Bidston Village has appeared in records since Doomsday, but evidence for occupation goes back to the Stone Age. The Village still maintains its medieval shape of church, farms, village green and manor house.
Bidston has a rich heritage, and has been involved in several key points of British history. At one time, the village was owned by the Stanley family, who became Earls of Derby. The 6th Earl of Derby has been closely associated with William Shakespeare and is credited with bringing Shakespeare to Bidston as a member of a band of actors.
As Royalists, the Stanley family forfeited their lands during the Commonwealth, but on the Restoration of the monarchy the village came into the possession of the Vyners family. It is because of the Vyner family that the village has remained in the style of a Medieval village, and in the late 20th century was designated as a Conservation Area.
Today, Bidston Village’s status as a conservation area has meant that the village remains a genuinely beautiful place for visitors. A walk around the village should take approximately an hour, and you can see the buildings which chart the village's history.
Start the walk from Bidston Church, the site of the original church in the 12th century, and take in the tower which dates from 1520. From the church, travel through the village and see the variety of farm houses (all from different eras), through to Bidston Hall which was built in the 1580s, and is where Shakespeare is believed to have visited.
Within the Bidston area is Flaybrick Memorial Gardens, Wirral's finest Victorian cemetery. Set in 26 acres of landscaped gardens, it contains a great variety of memorial architecture.
Tam O Shanters Urban Farm is a working farm, designed as a family attraction. It is based at Tam O Shanter's cottage which is around 300 years old. Click here for information.
There are also regular Open Days at Bidston Lighthouse and Bidston Windmill with tours available. You can also check the Lighthouse Opening times here.

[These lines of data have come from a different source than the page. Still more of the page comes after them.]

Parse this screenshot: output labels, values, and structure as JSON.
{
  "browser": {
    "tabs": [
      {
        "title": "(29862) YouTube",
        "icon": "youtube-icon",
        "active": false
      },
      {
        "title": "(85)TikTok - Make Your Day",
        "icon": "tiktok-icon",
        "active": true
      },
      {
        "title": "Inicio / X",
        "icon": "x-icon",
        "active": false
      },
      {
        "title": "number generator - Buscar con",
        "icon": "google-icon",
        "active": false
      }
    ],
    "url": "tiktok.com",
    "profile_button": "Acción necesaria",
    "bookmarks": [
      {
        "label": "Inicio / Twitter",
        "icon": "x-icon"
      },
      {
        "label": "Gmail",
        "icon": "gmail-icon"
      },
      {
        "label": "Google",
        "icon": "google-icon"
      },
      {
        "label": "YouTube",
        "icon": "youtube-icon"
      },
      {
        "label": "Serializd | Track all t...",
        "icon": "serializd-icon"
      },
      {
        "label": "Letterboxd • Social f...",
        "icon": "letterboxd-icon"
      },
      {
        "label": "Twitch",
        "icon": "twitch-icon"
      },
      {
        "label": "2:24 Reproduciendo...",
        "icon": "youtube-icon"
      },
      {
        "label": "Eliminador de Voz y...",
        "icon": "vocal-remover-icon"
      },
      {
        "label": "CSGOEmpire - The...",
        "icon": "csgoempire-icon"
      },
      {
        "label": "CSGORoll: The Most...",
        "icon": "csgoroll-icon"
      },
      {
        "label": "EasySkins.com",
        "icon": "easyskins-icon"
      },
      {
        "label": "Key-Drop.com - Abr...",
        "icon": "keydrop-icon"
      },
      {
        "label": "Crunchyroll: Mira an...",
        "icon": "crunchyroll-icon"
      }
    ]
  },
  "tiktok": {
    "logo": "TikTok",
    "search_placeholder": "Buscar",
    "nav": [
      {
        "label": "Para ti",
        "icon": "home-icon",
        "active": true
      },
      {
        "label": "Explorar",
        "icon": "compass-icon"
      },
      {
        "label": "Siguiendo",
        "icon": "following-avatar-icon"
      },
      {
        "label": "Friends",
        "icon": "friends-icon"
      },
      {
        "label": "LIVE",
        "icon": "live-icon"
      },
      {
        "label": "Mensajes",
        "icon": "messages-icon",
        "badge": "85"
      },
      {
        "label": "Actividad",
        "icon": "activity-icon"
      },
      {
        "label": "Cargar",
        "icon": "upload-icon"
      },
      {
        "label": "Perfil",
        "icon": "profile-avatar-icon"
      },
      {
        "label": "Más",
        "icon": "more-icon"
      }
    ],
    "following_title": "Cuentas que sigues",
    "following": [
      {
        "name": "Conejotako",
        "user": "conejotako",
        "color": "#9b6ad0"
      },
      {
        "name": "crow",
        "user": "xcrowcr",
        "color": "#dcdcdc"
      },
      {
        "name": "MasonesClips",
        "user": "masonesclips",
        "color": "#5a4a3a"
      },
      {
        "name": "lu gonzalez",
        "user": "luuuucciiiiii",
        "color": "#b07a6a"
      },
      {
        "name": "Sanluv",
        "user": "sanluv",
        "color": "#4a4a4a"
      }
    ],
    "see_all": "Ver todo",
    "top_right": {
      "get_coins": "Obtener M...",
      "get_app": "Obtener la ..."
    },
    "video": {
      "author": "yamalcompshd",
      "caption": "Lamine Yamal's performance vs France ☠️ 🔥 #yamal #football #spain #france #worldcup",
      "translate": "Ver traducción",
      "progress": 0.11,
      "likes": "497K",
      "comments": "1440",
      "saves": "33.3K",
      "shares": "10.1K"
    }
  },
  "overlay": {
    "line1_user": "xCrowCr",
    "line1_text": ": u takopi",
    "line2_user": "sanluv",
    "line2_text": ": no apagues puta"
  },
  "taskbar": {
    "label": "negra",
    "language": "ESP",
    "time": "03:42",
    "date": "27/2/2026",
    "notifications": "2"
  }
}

Bidston Hill is also an area of great beauty and is well worth a visit in its own right.